Rabih Salloum, MD
- Professor of Surgery and Oncology
Dr. Salloum received his medical degree from the American University of Beirut in Lebanon and completed his surgical residency at the University of Florida in Gainesville. He was a fellow in surgical oncology at the University of Chicago in Illinois.
Dr. Salloum is certified by the American Board of Surgery. His areas of interest include gastrointestinal surgical oncology, with special emphasis on colon cancer, as well as a technique for vascular access. Dr. Salloum also has special expertise in laparoscopic splenectomy.
Gabriela Poles, MD, MPH
- Assistant Professor of Surgery and Oncology
Dr. Gabriela Poles received her Medical Doctorate and her Master of Public Health from Tufts University School of Medicine in 2012. She then completed her
General Surgery Residency at Maine Medical Center in 2017, followed by a Colorectal Surgery Fellowship at St. Mark’s Hospital in 2018.
Dr. Poles’ special interests are minimally invasive surgery, including laparoscopic, robotic and trans-anal surgery. She provides services for the breadth of colorectal surgery, including colorectal, appendiceal and anal cancer, diverticulitis, inflammatory bowel disease, pelvic floor disorders and anorectal diseases. Dr. Poles has a particular interest in inflammatory bowel disease and complex diverticulitis. Her other interests include outcomes research and community health.

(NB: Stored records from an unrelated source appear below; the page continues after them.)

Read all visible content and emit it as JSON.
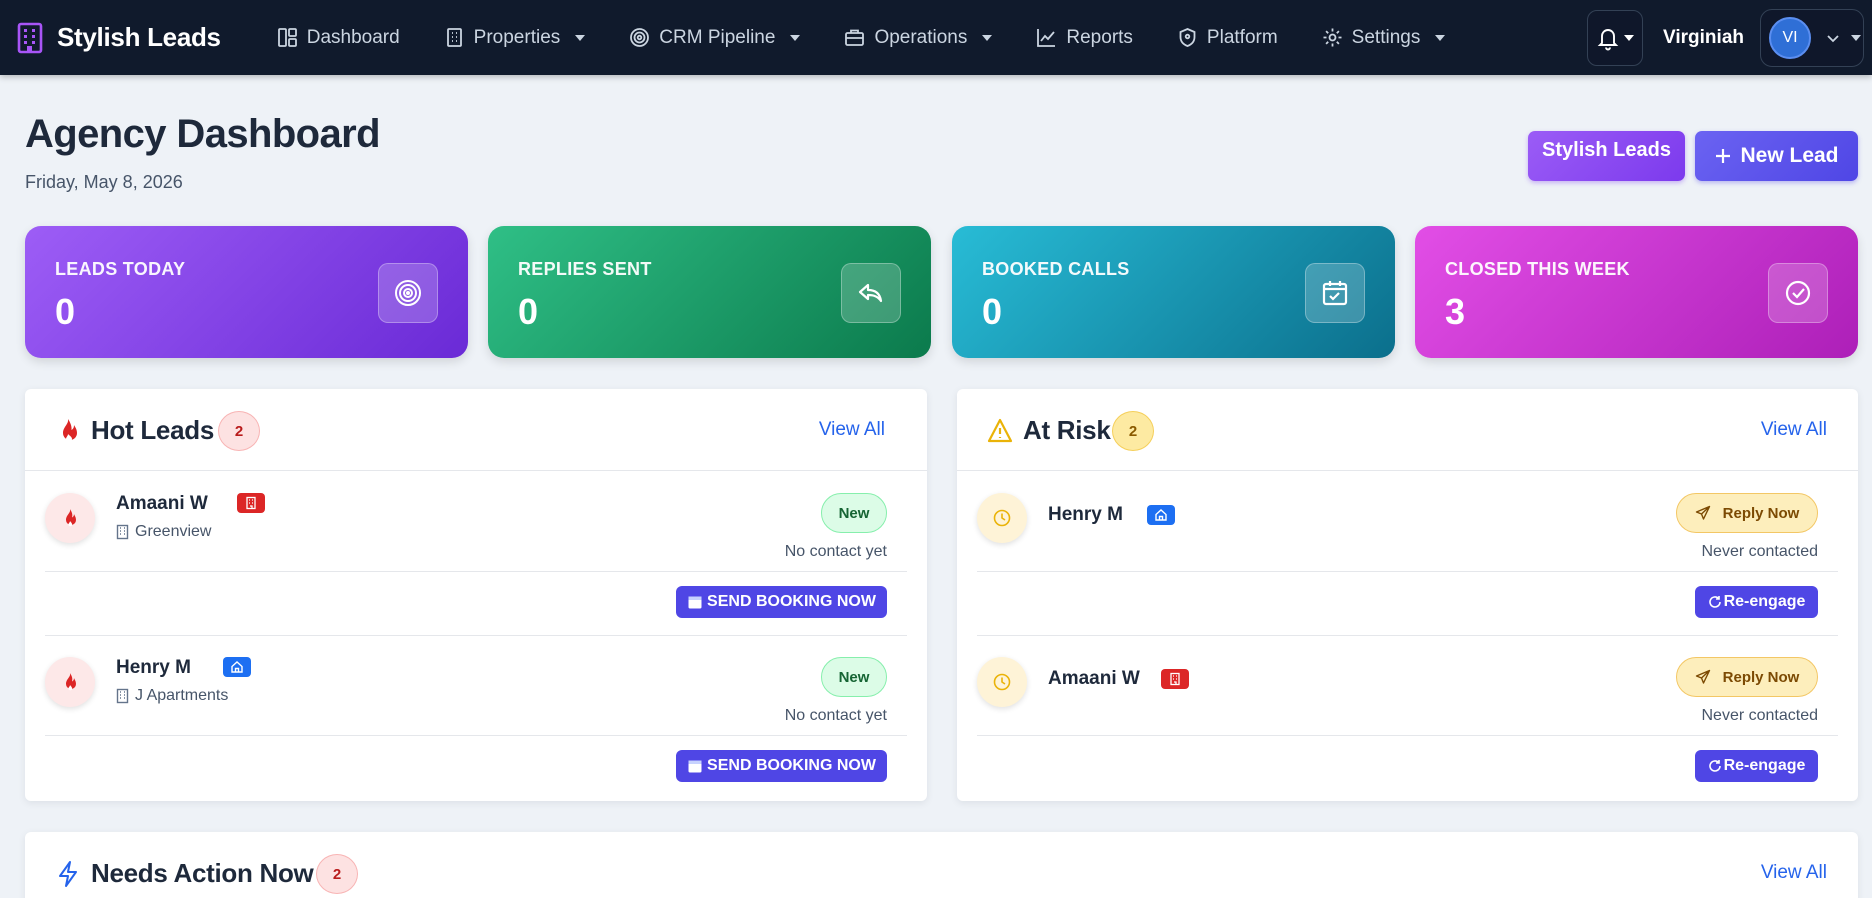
{
  "nav": {
    "brand": "Stylish Leads",
    "items": [
      {
        "label": "Dashboard",
        "icon": "dashboard-icon",
        "dropdown": false
      },
      {
        "label": "Properties",
        "icon": "building-icon",
        "dropdown": true
      },
      {
        "label": "CRM Pipeline",
        "icon": "target-icon",
        "dropdown": true
      },
      {
        "label": "Operations",
        "icon": "briefcase-icon",
        "dropdown": true
      },
      {
        "label": "Reports",
        "icon": "chart-line-icon",
        "dropdown": false
      },
      {
        "label": "Platform",
        "icon": "shield-icon",
        "dropdown": false
      },
      {
        "label": "Settings",
        "icon": "gear-icon",
        "dropdown": true
      }
    ],
    "user_name": "Virginiah",
    "avatar_initials": "VI"
  },
  "header": {
    "title": "Agency Dashboard",
    "date": "Friday, May 8, 2026",
    "brand_button": "Stylish Leads",
    "new_lead_button": "New Lead"
  },
  "stats": [
    {
      "label": "LEADS TODAY",
      "value": "0",
      "icon": "target-icon"
    },
    {
      "label": "REPLIES SENT",
      "value": "0",
      "icon": "reply-icon"
    },
    {
      "label": "BOOKED CALLS",
      "value": "0",
      "icon": "calendar-check-icon"
    },
    {
      "label": "CLOSED THIS WEEK",
      "value": "3",
      "icon": "check-circle-icon"
    }
  ],
  "hot_leads": {
    "title": "Hot Leads",
    "count": "2",
    "view_all": "View All",
    "items": [
      {
        "name": "Amaani W",
        "tag": "building",
        "property": "Greenview",
        "status": "New",
        "contact": "No contact yet",
        "action": "SEND BOOKING NOW"
      },
      {
        "name": "Henry M",
        "tag": "home",
        "property": "J Apartments",
        "status": "New",
        "contact": "No contact yet",
        "action": "SEND BOOKING NOW"
      }
    ]
  },
  "at_risk": {
    "title": "At Risk",
    "count": "2",
    "view_all": "View All",
    "items": [
      {
        "name": "Henry M",
        "tag": "home",
        "status": "Reply Now",
        "contact": "Never contacted",
        "action": "Re-engage"
      },
      {
        "name": "Amaani W",
        "tag": "building",
        "status": "Reply Now",
        "contact": "Never contacted",
        "action": "Re-engage"
      }
    ]
  },
  "needs_action": {
    "title": "Needs Action Now",
    "count": "2",
    "view_all": "View All"
  },
  "colors": {
    "navbar": "#101a2c",
    "accent": "#4f46e5",
    "brand_purple": "#7c3aed",
    "link": "#2563eb"
  }
}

Jenny Speranza, MD
Dr. Speranza earned her medical degree from the School of Medicine, State University of New York at Buffalo. Prior to arriving at the University of Rochester Medical Center, Dr. Speranza was on staff at the Cleveland Clinic Florida, where she was an attending surgeon in the Department of Colon and Rectal Surgery.
She is currently the Director of the URMC Colorectal Physiology Center and is a national leader in the treatment and management of fecal incontinence. She has special interest in colorectal cancer, rectal prolapse and diverticulitis. Dr. Speranza is board certified in both colorectal and general surgery.